Mackenzie Brown was the nation’s top recurve women‘s qualifier: fifth.

2. Reigning World Cup Final winner Aida Roman picked up a well-deserved top seed in the recurve women’s event.

After taking her first title on the circuit in 2014, she only collected five ranking points through the first two Archery World Cup stages of 2015 – on a campaign to defend her title in her home country and hometown of Mexico City. A big result in Wroclaw would go a long way towards that end.

3. A number of archers came straight to Poland from the worlds in Copenhagen. Particularly for athletes from the Americas, who had their Pan American Games shortly before the World Archery Championships as well, it’s meant a long trip at home.

When asked how easy it was to keep motivated and at the top of his game during the long period away, Canada’s Crispin Duenas said, “I don’t think I ever got demotivated. Some archers took vacation after the worlds but I went to a training camp in Legnica and just tried to stick to my normal training routine, never shooting less than 300 arrows a day and preparing to do my best in Wroclaw.”

Crispin scored 670 out of 720 points for his ranking round and secured himself the recurve men’s fifth seed.

4. Jean-Charles Valladont, who was one spot ahead of Crispin with 672 points, said his “technique was great, head was great, equipment was great,” and that he liked the Wroclaw competition field because it was very much in the countryside. Pointing to the trees surrounding the field, he said “I feel relaxed here and when you have that confidence it’s easy to shoot well.”

The 26-year-old Frenchman had an individual bronze medal in Wroclaw in 2014.

JC’s teammate Sophie Planeix, making her second appearance for France in 2015, added 35 points to the ranking score she posted at the season’s first stage in Shanghai. Her take on the round, which was good for the third seed, the highest from a French recurve woman on the year: “I managed the wind how I wanted to.” 

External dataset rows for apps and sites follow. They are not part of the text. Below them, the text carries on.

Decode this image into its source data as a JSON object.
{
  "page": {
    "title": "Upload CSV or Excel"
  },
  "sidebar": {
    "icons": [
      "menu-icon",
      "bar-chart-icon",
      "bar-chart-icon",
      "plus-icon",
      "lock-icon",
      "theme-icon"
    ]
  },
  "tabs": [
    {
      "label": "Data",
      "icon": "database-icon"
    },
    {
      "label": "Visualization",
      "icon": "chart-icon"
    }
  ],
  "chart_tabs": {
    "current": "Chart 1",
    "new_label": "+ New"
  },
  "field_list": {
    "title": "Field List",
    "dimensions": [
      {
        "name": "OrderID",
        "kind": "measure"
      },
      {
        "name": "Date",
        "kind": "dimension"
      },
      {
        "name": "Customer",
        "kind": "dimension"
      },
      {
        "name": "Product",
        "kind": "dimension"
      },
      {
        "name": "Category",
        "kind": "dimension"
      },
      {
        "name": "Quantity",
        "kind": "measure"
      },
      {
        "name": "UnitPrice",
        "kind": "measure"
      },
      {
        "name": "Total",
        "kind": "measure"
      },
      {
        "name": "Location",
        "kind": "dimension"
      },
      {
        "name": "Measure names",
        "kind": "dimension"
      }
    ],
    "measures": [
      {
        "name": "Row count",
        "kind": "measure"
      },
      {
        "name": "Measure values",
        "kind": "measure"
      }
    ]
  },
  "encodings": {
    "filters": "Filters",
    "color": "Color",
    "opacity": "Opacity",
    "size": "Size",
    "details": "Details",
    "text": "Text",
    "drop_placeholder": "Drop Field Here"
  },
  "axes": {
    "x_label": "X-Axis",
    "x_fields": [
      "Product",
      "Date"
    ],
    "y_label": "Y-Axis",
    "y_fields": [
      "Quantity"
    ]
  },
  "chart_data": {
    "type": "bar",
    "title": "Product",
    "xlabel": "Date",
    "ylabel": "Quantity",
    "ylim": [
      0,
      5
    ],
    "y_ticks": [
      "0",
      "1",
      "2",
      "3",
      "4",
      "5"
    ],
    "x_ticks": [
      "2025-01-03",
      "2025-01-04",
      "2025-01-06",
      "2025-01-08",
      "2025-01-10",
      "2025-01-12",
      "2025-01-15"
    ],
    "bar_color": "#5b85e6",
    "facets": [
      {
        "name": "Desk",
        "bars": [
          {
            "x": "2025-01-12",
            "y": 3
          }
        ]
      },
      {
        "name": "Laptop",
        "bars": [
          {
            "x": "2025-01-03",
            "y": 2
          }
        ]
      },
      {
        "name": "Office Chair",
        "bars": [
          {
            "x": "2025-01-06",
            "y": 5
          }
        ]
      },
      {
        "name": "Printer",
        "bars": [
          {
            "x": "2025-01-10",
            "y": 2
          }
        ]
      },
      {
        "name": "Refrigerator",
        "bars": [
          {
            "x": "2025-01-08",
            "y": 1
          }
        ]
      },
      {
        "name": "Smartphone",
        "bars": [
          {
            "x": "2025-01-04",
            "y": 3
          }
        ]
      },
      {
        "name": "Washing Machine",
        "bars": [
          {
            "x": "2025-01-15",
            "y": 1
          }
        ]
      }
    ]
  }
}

5. Consistency from India’s Deepika Kumari: 658 in Wroclaw after a 657 during qualification in Copenhagen. It landed her a second seed at the Archery World Cup stage in Poland but Kumari wasn’t happy.

“It’s not really a good score for me,” she said. “I can do better.”

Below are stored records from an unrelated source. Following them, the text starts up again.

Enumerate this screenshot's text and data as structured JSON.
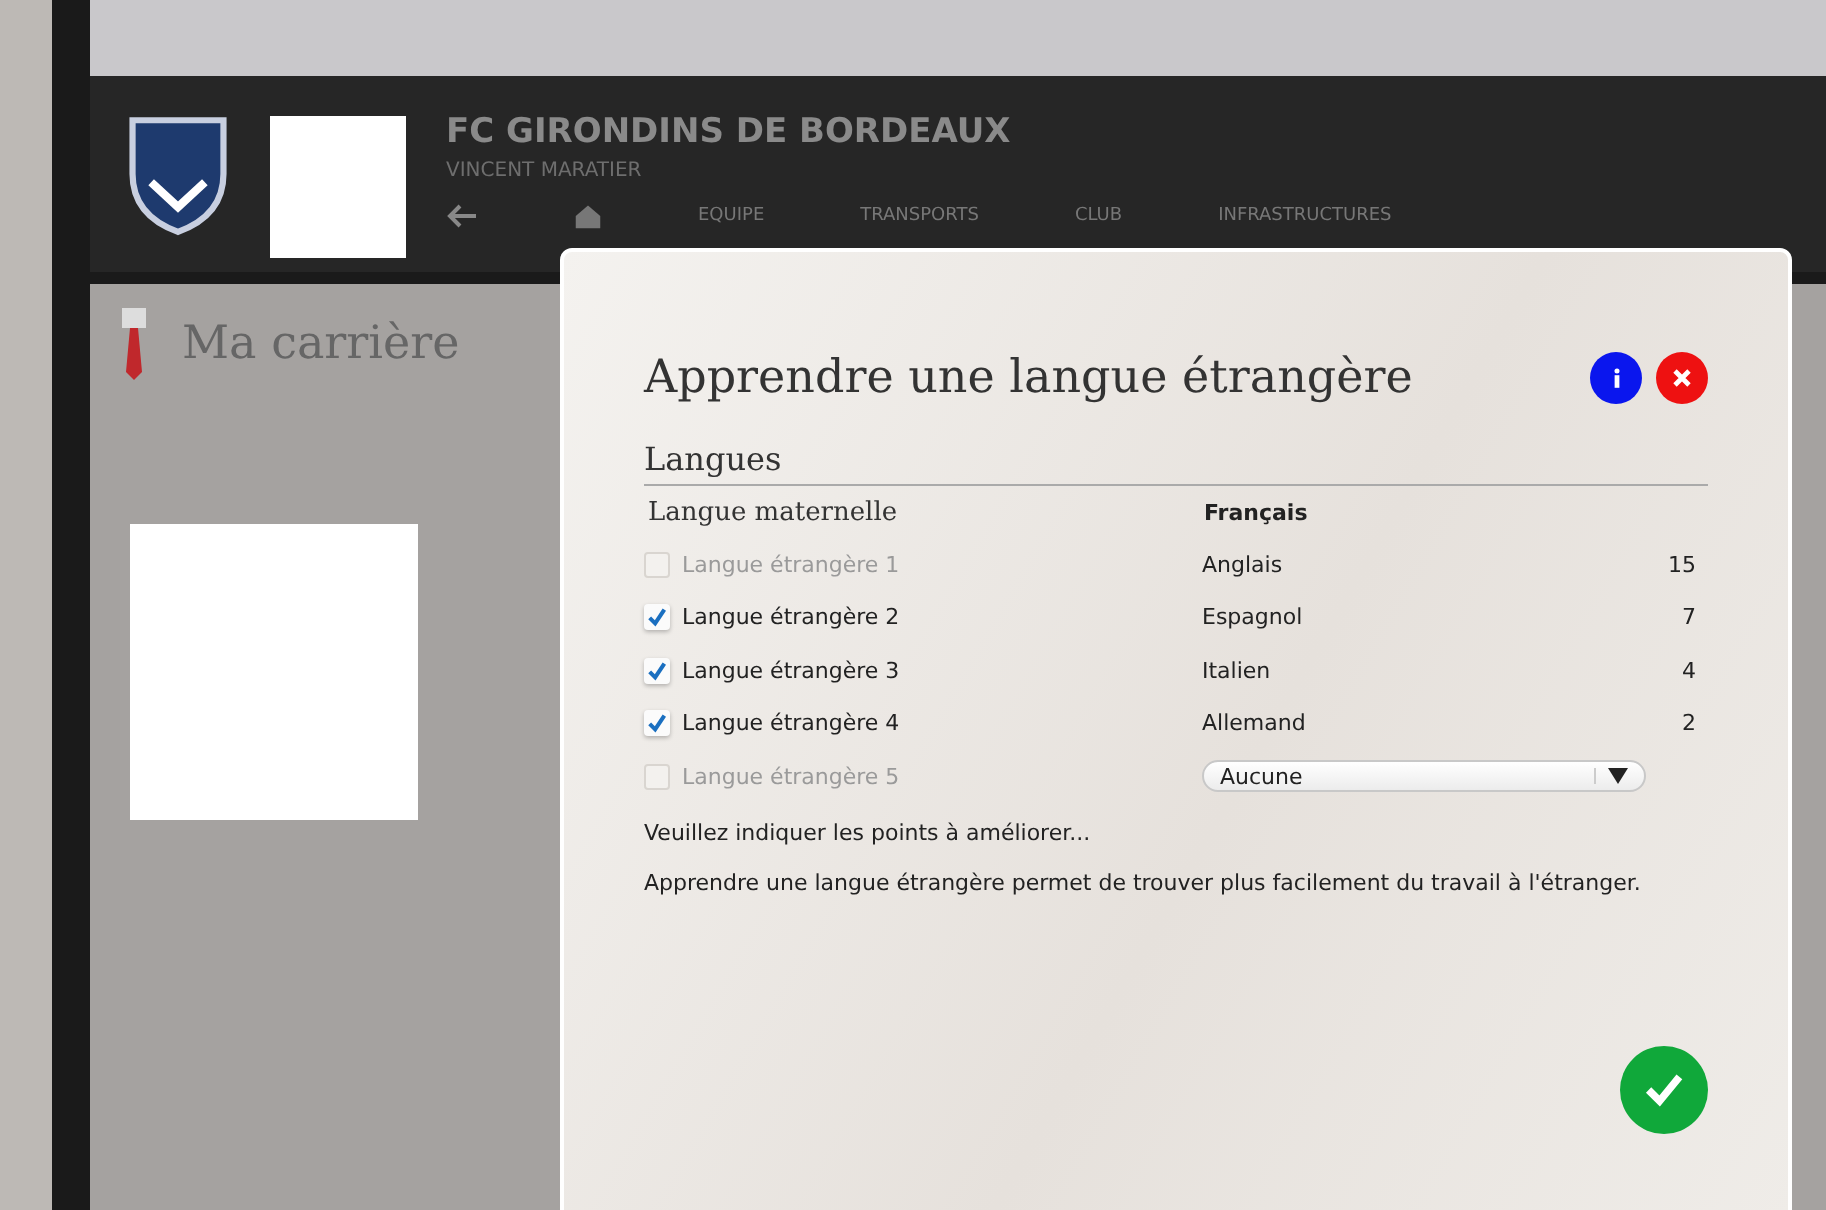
{
  "background": {
    "club_name": "FC GIRONDINS DE BORDEAUX",
    "manager_name": "VINCENT MARATIER",
    "nav": [
      "EQUIPE",
      "TRANSPORTS",
      "CLUB",
      "INFRASTRUCTURES"
    ],
    "page_title": "Ma carrière"
  },
  "dialog": {
    "title": "Apprendre une langue étrangère",
    "section": "Langues",
    "mother_tongue": {
      "label": "Langue maternelle",
      "value": "Français"
    },
    "languages": [
      {
        "kind": "text",
        "label": "Langue étrangère 1",
        "checked": false,
        "disabled": true,
        "value": "Anglais",
        "points": "15"
      },
      {
        "kind": "text",
        "label": "Langue étrangère 2",
        "checked": true,
        "disabled": false,
        "value": "Espagnol",
        "points": "7"
      },
      {
        "kind": "text",
        "label": "Langue étrangère 3",
        "checked": true,
        "disabled": false,
        "value": "Italien",
        "points": "4"
      },
      {
        "kind": "text",
        "label": "Langue étrangère 4",
        "checked": true,
        "disabled": false,
        "value": "Allemand",
        "points": "2"
      },
      {
        "kind": "dropdown",
        "label": "Langue étrangère 5",
        "checked": false,
        "disabled": true,
        "value": "Aucune"
      }
    ],
    "hint": "Veuillez indiquer les points à améliorer...",
    "description": "Apprendre une langue étrangère permet de trouver plus facilement du travail à l'étranger."
  }
}
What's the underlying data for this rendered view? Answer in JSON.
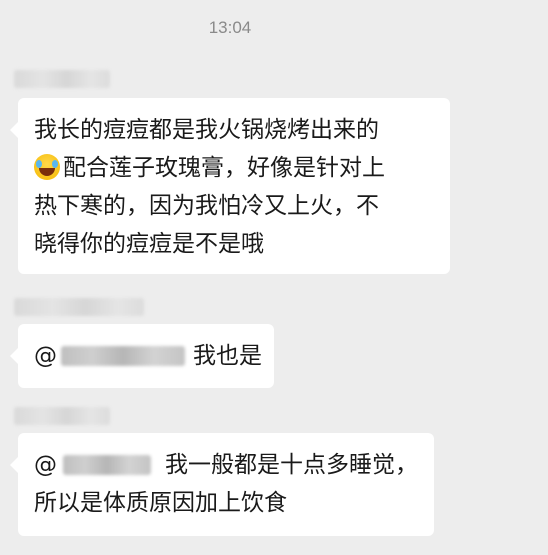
{
  "timestamp": "13:04",
  "messages": [
    {
      "lines": [
        "我长的痘痘都是我火锅烧烤出来的",
        "配合莲子玫瑰膏，好像是针对上",
        "热下寒的，因为我怕冷又上火，不",
        "晓得你的痘痘是不是哦"
      ],
      "emoji": "grinning-sweat-emoji"
    },
    {
      "mention_prefix": "@",
      "text": "我也是"
    },
    {
      "mention_prefix": "@",
      "lines": [
        "我一般都是十点多睡觉，",
        "所以是体质原因加上饮食"
      ]
    }
  ]
}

“It doesn’t really matter where I’m shooting, it’s about my performance and my confidence. I’m always trying to get better.”

6. The Ukrainian compound women’s team shocked the field at the worlds by qualifying in 16th – the last seed to advance to the head-to-head stage of the event – then knocking out the top seeds and launching a run through the brackets to take gold.

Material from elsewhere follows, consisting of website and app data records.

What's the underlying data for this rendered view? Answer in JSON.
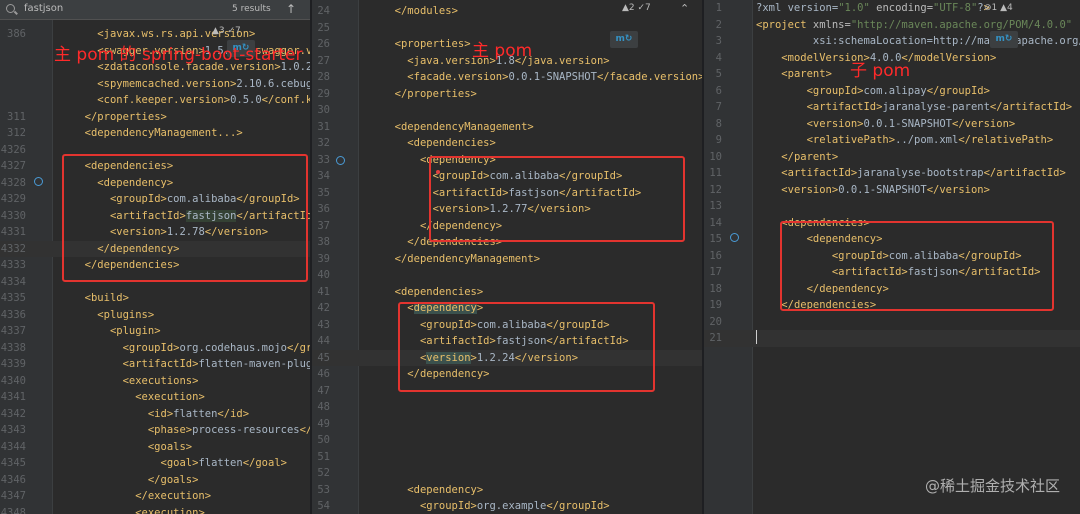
{
  "search": {
    "query": "fastjson",
    "results": "5 results"
  },
  "pane1": {
    "inspection": "▲3 ✓7",
    "annotation": "主 pom 的 spring-boot-starter",
    "lines": [
      {
        "n": "386",
        "t": "    <javax.ws.rs.api.version>"
      },
      {
        "n": "",
        "t": "    <swagger.version>1.5.14</swagger.version>"
      },
      {
        "n": "",
        "t": "    <zdataconsole.facade.version>1.0.2.1"
      },
      {
        "n": "",
        "t": "    <spymemcached.version>2.10.6.cebugfix"
      },
      {
        "n": "",
        "t": "    <conf.keeper.version>0.5.0</conf.keeper"
      },
      {
        "n": "311",
        "t": "  </properties>"
      },
      {
        "n": "312",
        "t": "  <dependencyManagement...>"
      },
      {
        "n": "4326",
        "t": ""
      },
      {
        "n": "4327",
        "t": "  <dependencies>"
      },
      {
        "n": "4328",
        "t": "    <dependency>"
      },
      {
        "n": "4329",
        "t": "      <groupId>com.alibaba</groupId>"
      },
      {
        "n": "4330",
        "t": "      <artifactId>fastjson</artifactId>"
      },
      {
        "n": "4331",
        "t": "      <version>1.2.78</version>"
      },
      {
        "n": "4332",
        "t": "    </dependency>"
      },
      {
        "n": "4333",
        "t": "  </dependencies>"
      },
      {
        "n": "4334",
        "t": ""
      },
      {
        "n": "4335",
        "t": "  <build>"
      },
      {
        "n": "4336",
        "t": "    <plugins>"
      },
      {
        "n": "4337",
        "t": "      <plugin>"
      },
      {
        "n": "4338",
        "t": "        <groupId>org.codehaus.mojo</groupId>"
      },
      {
        "n": "4339",
        "t": "        <artifactId>flatten-maven-plugin"
      },
      {
        "n": "4340",
        "t": "        <executions>"
      },
      {
        "n": "4341",
        "t": "          <execution>"
      },
      {
        "n": "4342",
        "t": "            <id>flatten</id>"
      },
      {
        "n": "4343",
        "t": "            <phase>process-resources</phase>"
      },
      {
        "n": "4344",
        "t": "            <goals>"
      },
      {
        "n": "4345",
        "t": "              <goal>flatten</goal>"
      },
      {
        "n": "4346",
        "t": "            </goals>"
      },
      {
        "n": "4347",
        "t": "          </execution>"
      },
      {
        "n": "4348",
        "t": "          <execution>"
      }
    ]
  },
  "pane2": {
    "inspection": "▲2 ✓7",
    "annotation": "主 pom",
    "lines": [
      {
        "n": "24",
        "t": "  </modules>"
      },
      {
        "n": "25",
        "t": ""
      },
      {
        "n": "26",
        "t": "  <properties>"
      },
      {
        "n": "27",
        "t": "    <java.version>1.8</java.version>"
      },
      {
        "n": "28",
        "t": "    <facade.version>0.0.1-SNAPSHOT</facade.version>"
      },
      {
        "n": "29",
        "t": "  </properties>"
      },
      {
        "n": "30",
        "t": ""
      },
      {
        "n": "31",
        "t": "  <dependencyManagement>"
      },
      {
        "n": "32",
        "t": "    <dependencies>"
      },
      {
        "n": "33",
        "t": "      <dependency>"
      },
      {
        "n": "34",
        "t": "        <groupId>com.alibaba</groupId>"
      },
      {
        "n": "35",
        "t": "        <artifactId>fastjson</artifactId>"
      },
      {
        "n": "36",
        "t": "        <version>1.2.77</version>"
      },
      {
        "n": "37",
        "t": "      </dependency>"
      },
      {
        "n": "38",
        "t": "    </dependencies>"
      },
      {
        "n": "39",
        "t": "  </dependencyManagement>"
      },
      {
        "n": "40",
        "t": ""
      },
      {
        "n": "41",
        "t": "  <dependencies>"
      },
      {
        "n": "42",
        "t": "    <dependency>"
      },
      {
        "n": "43",
        "t": "      <groupId>com.alibaba</groupId>"
      },
      {
        "n": "44",
        "t": "      <artifactId>fastjson</artifactId>"
      },
      {
        "n": "45",
        "t": "      <version>1.2.24</version>"
      },
      {
        "n": "46",
        "t": "    </dependency>"
      },
      {
        "n": "47",
        "t": ""
      },
      {
        "n": "48",
        "t": ""
      },
      {
        "n": "49",
        "t": ""
      },
      {
        "n": "50",
        "t": ""
      },
      {
        "n": "51",
        "t": ""
      },
      {
        "n": "52",
        "t": ""
      },
      {
        "n": "53",
        "t": "    <dependency>"
      },
      {
        "n": "54",
        "t": "      <groupId>org.example</groupId>"
      }
    ]
  },
  "pane3": {
    "inspection": "⊘1 ▲4",
    "annotation": "子 pom",
    "lines": [
      {
        "n": "1",
        "t": "<?xml version=\"1.0\" encoding=\"UTF-8\"?>"
      },
      {
        "n": "2",
        "t": "<project xmlns=\"http://maven.apache.org/POM/4.0.0\""
      },
      {
        "n": "3",
        "t": "         xsi:schemaLocation=\"http://maven.apache.org/POM"
      },
      {
        "n": "4",
        "t": "    <modelVersion>4.0.0</modelVersion>"
      },
      {
        "n": "5",
        "t": "    <parent>"
      },
      {
        "n": "6",
        "t": "        <groupId>com.alipay</groupId>"
      },
      {
        "n": "7",
        "t": "        <artifactId>jaranalyse-parent</artifactId>"
      },
      {
        "n": "8",
        "t": "        <version>0.0.1-SNAPSHOT</version>"
      },
      {
        "n": "9",
        "t": "        <relativePath>../pom.xml</relativePath>"
      },
      {
        "n": "10",
        "t": "    </parent>"
      },
      {
        "n": "11",
        "t": "    <artifactId>jaranalyse-bootstrap</artifactId>"
      },
      {
        "n": "12",
        "t": "    <version>0.0.1-SNAPSHOT</version>"
      },
      {
        "n": "13",
        "t": ""
      },
      {
        "n": "14",
        "t": "    <dependencies>"
      },
      {
        "n": "15",
        "t": "        <dependency>"
      },
      {
        "n": "16",
        "t": "            <groupId>com.alibaba</groupId>"
      },
      {
        "n": "17",
        "t": "            <artifactId>fastjson</artifactId>"
      },
      {
        "n": "18",
        "t": "        </dependency>"
      },
      {
        "n": "19",
        "t": "    </dependencies>"
      },
      {
        "n": "20",
        "t": ""
      },
      {
        "n": "21",
        "t": ""
      }
    ]
  },
  "maven_badge": "m↻",
  "watermark": "@稀土掘金技术社区"
}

Mariya Shkolna, one member of that world-title winning-team, was first over the compound women’s ranking round in Wroclaw.

She, as well as admitting she was a bit shocked to seed top, said that she arrived in Poland relaxed after the surprise win in Copenhagen. The entire team had not practised in the five days they were back in Ukraine because their world gold had sparked a flurry of media interest and meetings with sports officials back home.

7. Another exhausted, but high-seeded, archer: Crystal Gauvin. She took individual silver in Copenhagen then flew back home to the States to work for a week before coming back to Europe for the World Cup stage.

“I’m not good with heat,” she said. Crystal landed 10th over qualification but could have been higher. Her last end had three eights. Over the rest of the 66 arrows in the round, she’d only shot one arrow into the red.

8. The level of competition is insanely high. Now the reigning world champion, Dane Stephan Hansen said he shot “no 60s in the second half, a lot of 59s – which is not what I expect from myself.” He only dropped 13 points over the whole 72-arrow round on his way to the second seed. Some expectation!

9. “I’ve had terrible target panic,” said compound men’s leader Braden Gellenthien, from the USA, as he explained why he changed from a back tension release aid to a thumb trigger and put more weight on his bow. It’s had the right effect: 708/720 and Braden’s first top seed in a while.

“I’m able to put the pin where it needs to be and execute a clean shot,” he said.

10. Top teams: USA ranked first in the recurve men’s, compound men’s and the recurve and compound mixed team competitions. China had the recurve women’s top seed and Russia the compound women’s.